Who will pay the carbon price?


Earth for sale

Taken a short-haul flight recently? What about a long-haul trip? If you have, you'll have paid Air Passenger Duty, which recently rose a little bit (roughly to where it was in the 2000 Budget, before then-Chancellor Gordon Brown decided to cut it to encourage more people to fly). According to the Daily Telegraph, the Government has "admitted" that the cost of APD paid by passengers outweighs the cost of the emitted carbon by £100 million.

This is the culmination of monetisation, a dangerous trend that sits at the heart of the emissions trading scheme, the Kyoto Protocol and pretty much every market-driven solution to rising CO2 emissions. Monetisation is the principle that things without economic value - such as an eco-system, ancient woodland or a Norman church - can be given a value. From that it follows that if business and Government damages or destroys this invaluable thing, they can merely pay its value for doing so - always less than the profit made from the damage or destruction.

As anyone who has ever had a road or runway built through their community, seen a beauty spot ruined by the roar of jet aircraft overhead or watched rising sea levels wipe out their home knows, there are some things you cannot put a price on. How can you put a value on the right to breathe clean air, to eat unpolluted food, to live without fear of global climate breakdown? Some things simply cannot be bought and sold, and we must recognise that those who would put a price on life do so to make it easier for them to take it from us.

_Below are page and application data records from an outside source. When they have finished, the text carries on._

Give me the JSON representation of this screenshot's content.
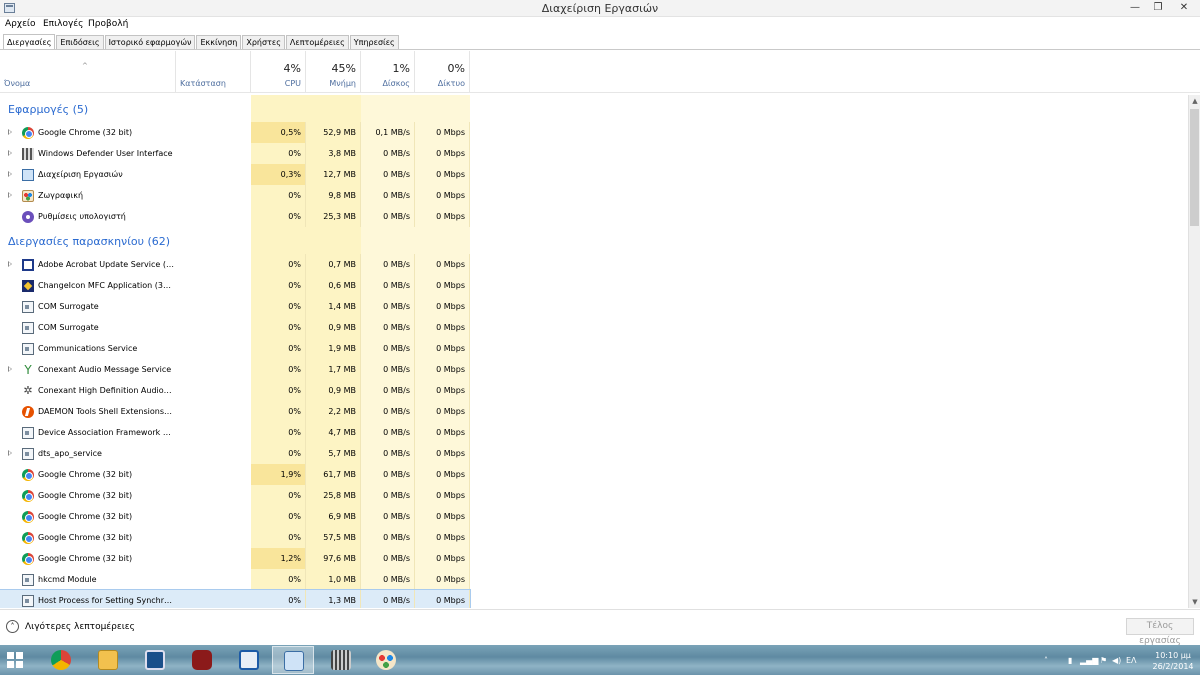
{
  "window": {
    "title": "Διαχείριση Εργασιών",
    "min": "—",
    "max": "❐",
    "close": "✕"
  },
  "menu": [
    "Αρχείο",
    "Επιλογές",
    "Προβολή"
  ],
  "tabs": [
    "Διεργασίες",
    "Επιδόσεις",
    "Ιστορικό εφαρμογών",
    "Εκκίνηση",
    "Χρήστες",
    "Λεπτομέρειες",
    "Υπηρεσίες"
  ],
  "header": {
    "sort_arrow": "^",
    "name": "Όνομα",
    "status": "Κατάσταση",
    "cpu_pct": "4%",
    "cpu": "CPU",
    "mem_pct": "45%",
    "mem": "Μνήμη",
    "disk_pct": "1%",
    "disk": "Δίσκος",
    "net_pct": "0%",
    "net": "Δίκτυο"
  },
  "groups": [
    {
      "title": "Εφαρμογές (5)",
      "rows": [
        {
          "name": "Google Chrome (32 bit)",
          "icon": "chrome-icon",
          "expand": true,
          "cpu": "0,5%",
          "mem": "52,9 MB",
          "disk": "0,1 MB/s",
          "net": "0 Mbps",
          "hot": true
        },
        {
          "name": "Windows Defender User Interface",
          "icon": "defender-icon",
          "expand": true,
          "cpu": "0%",
          "mem": "3,8 MB",
          "disk": "0 MB/s",
          "net": "0 Mbps"
        },
        {
          "name": "Διαχείριση Εργασιών",
          "icon": "task-manager-icon",
          "expand": true,
          "cpu": "0,3%",
          "mem": "12,7 MB",
          "disk": "0 MB/s",
          "net": "0 Mbps",
          "hot": true
        },
        {
          "name": "Ζωγραφική",
          "icon": "paint-icon",
          "expand": true,
          "cpu": "0%",
          "mem": "9,8 MB",
          "disk": "0 MB/s",
          "net": "0 Mbps"
        },
        {
          "name": "Ρυθμίσεις υπολογιστή",
          "icon": "pc-settings-icon",
          "expand": false,
          "cpu": "0%",
          "mem": "25,3 MB",
          "disk": "0 MB/s",
          "net": "0 Mbps"
        }
      ]
    },
    {
      "title": "Διεργασίες παρασκηνίου (62)",
      "rows": [
        {
          "name": "Adobe Acrobat Update Service (…",
          "icon": "window-icon",
          "expand": true,
          "cpu": "0%",
          "mem": "0,7 MB",
          "disk": "0 MB/s",
          "net": "0 Mbps"
        },
        {
          "name": "ChangeIcon MFC Application (3…",
          "icon": "app-icon",
          "expand": false,
          "cpu": "0%",
          "mem": "0,6 MB",
          "disk": "0 MB/s",
          "net": "0 Mbps"
        },
        {
          "name": "COM Surrogate",
          "icon": "process-icon",
          "expand": false,
          "cpu": "0%",
          "mem": "1,4 MB",
          "disk": "0 MB/s",
          "net": "0 Mbps"
        },
        {
          "name": "COM Surrogate",
          "icon": "process-icon",
          "expand": false,
          "cpu": "0%",
          "mem": "0,9 MB",
          "disk": "0 MB/s",
          "net": "0 Mbps"
        },
        {
          "name": "Communications Service",
          "icon": "process-icon",
          "expand": false,
          "cpu": "0%",
          "mem": "1,9 MB",
          "disk": "0 MB/s",
          "net": "0 Mbps"
        },
        {
          "name": "Conexant Audio Message Service",
          "icon": "conexant-icon",
          "expand": true,
          "cpu": "0%",
          "mem": "1,7 MB",
          "disk": "0 MB/s",
          "net": "0 Mbps"
        },
        {
          "name": "Conexant High Definition Audio…",
          "icon": "audio-icon",
          "expand": false,
          "cpu": "0%",
          "mem": "0,9 MB",
          "disk": "0 MB/s",
          "net": "0 Mbps"
        },
        {
          "name": "DAEMON Tools Shell Extensions…",
          "icon": "daemon-icon",
          "expand": false,
          "cpu": "0%",
          "mem": "2,2 MB",
          "disk": "0 MB/s",
          "net": "0 Mbps"
        },
        {
          "name": "Device Association Framework …",
          "icon": "process-icon",
          "expand": false,
          "cpu": "0%",
          "mem": "4,7 MB",
          "disk": "0 MB/s",
          "net": "0 Mbps"
        },
        {
          "name": "dts_apo_service",
          "icon": "process-icon",
          "expand": true,
          "cpu": "0%",
          "mem": "5,7 MB",
          "disk": "0 MB/s",
          "net": "0 Mbps"
        },
        {
          "name": "Google Chrome (32 bit)",
          "icon": "chrome-icon",
          "expand": false,
          "cpu": "1,9%",
          "mem": "61,7 MB",
          "disk": "0 MB/s",
          "net": "0 Mbps",
          "hot": true
        },
        {
          "name": "Google Chrome (32 bit)",
          "icon": "chrome-icon",
          "expand": false,
          "cpu": "0%",
          "mem": "25,8 MB",
          "disk": "0 MB/s",
          "net": "0 Mbps"
        },
        {
          "name": "Google Chrome (32 bit)",
          "icon": "chrome-icon",
          "expand": false,
          "cpu": "0%",
          "mem": "6,9 MB",
          "disk": "0 MB/s",
          "net": "0 Mbps"
        },
        {
          "name": "Google Chrome (32 bit)",
          "icon": "chrome-icon",
          "expand": false,
          "cpu": "0%",
          "mem": "57,5 MB",
          "disk": "0 MB/s",
          "net": "0 Mbps"
        },
        {
          "name": "Google Chrome (32 bit)",
          "icon": "chrome-icon",
          "expand": false,
          "cpu": "1,2%",
          "mem": "97,6 MB",
          "disk": "0 MB/s",
          "net": "0 Mbps",
          "hot": true
        },
        {
          "name": "hkcmd Module",
          "icon": "process-icon",
          "expand": false,
          "cpu": "0%",
          "mem": "1,0 MB",
          "disk": "0 MB/s",
          "net": "0 Mbps"
        },
        {
          "name": "Host Process for Setting Synchr…",
          "icon": "process-icon",
          "expand": false,
          "cpu": "0%",
          "mem": "1,3 MB",
          "disk": "0 MB/s",
          "net": "0 Mbps",
          "selected": true
        }
      ]
    }
  ],
  "footer": {
    "fewer_details": "Λιγότερες λεπτομέρειες",
    "end_task": "Τέλος εργασίας",
    "chevron": "˄"
  },
  "taskbar": {
    "apps": [
      "chrome-icon",
      "file-explorer-icon",
      "remote-desktop-icon",
      "acrobat-icon",
      "tools-icon",
      "task-manager-icon",
      "settings-icon",
      "paint-icon"
    ],
    "language": "ΕΛ",
    "time": "10:10 μμ",
    "date": "26/2/2014"
  },
  "colors": {
    "cpu_hot": "#f9e59b",
    "cpu_col": "#fdf4c4",
    "mem_col": "#fdf4c4",
    "disk_col": "#fef8d9",
    "net_col": "#fef8d9",
    "accent_blue": "#2a6ad0"
  }
}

Ask Leo: what's wrong with the Emissions Trading Scheme?


The EU has finally agreed to include aviation emissions in the European Emissions Trading Scheme (ETS). This might look like good news - after all, it is the first and only international emissions agreement to include air transport, and indeed the only policy measure the British government has on the table to address aviation's role in causing climate change. But don't get too excited just yet - because this measure is not actually intended to reduce aviation emissions.

Instead, it is expressly intended to allow them to continue to rise, by enabling airlines to purchase credits under the scheme from other sectors who have successfully reduced their own emissions, or worse, from 'accredited' offsetting schemes in far-off lands such as China. But the extra warming impact of aviation emissions over ground-based CO2 emissions is unaccounted for in the plan. Which means that permits to pollute that are sold to airlines by, for instance, power companies, will actually lead to 2 to 5 times more global warming than if the power companies had never reduced their emissions in the first place. MEPs had proposed a way to factor this in to the scheme, but, somewhat unsurprisingly, the aviation lobby successfully got that thrown out by the Commission.

The dangers of peak oil


Peak oil

The longer you campaign on transport issues, the more you find yourself tiptoeing around the ugly face of peak oil. Hailed by advocates as the best thing since the bread slicer, peak oil is the point at which oil supply peaks and begins to taper off, pushing prices higher and higher until economic forces demand a shift to alternative energy sources.

This might sound like great news to those campaigning against the fossil fuels economy, but it’s a poisoned chalice for a number of reasons. Firstly, rising oil prices make more polluting sources of energy (such as coal) very attractive – well before green energy like solar or wind becomes economically viable. Extracting oil from tar sands – incredibly ecologically destructive – is uneconomical when prices are low, but as they climb higher then wholesale investment becomes very attractive indeed.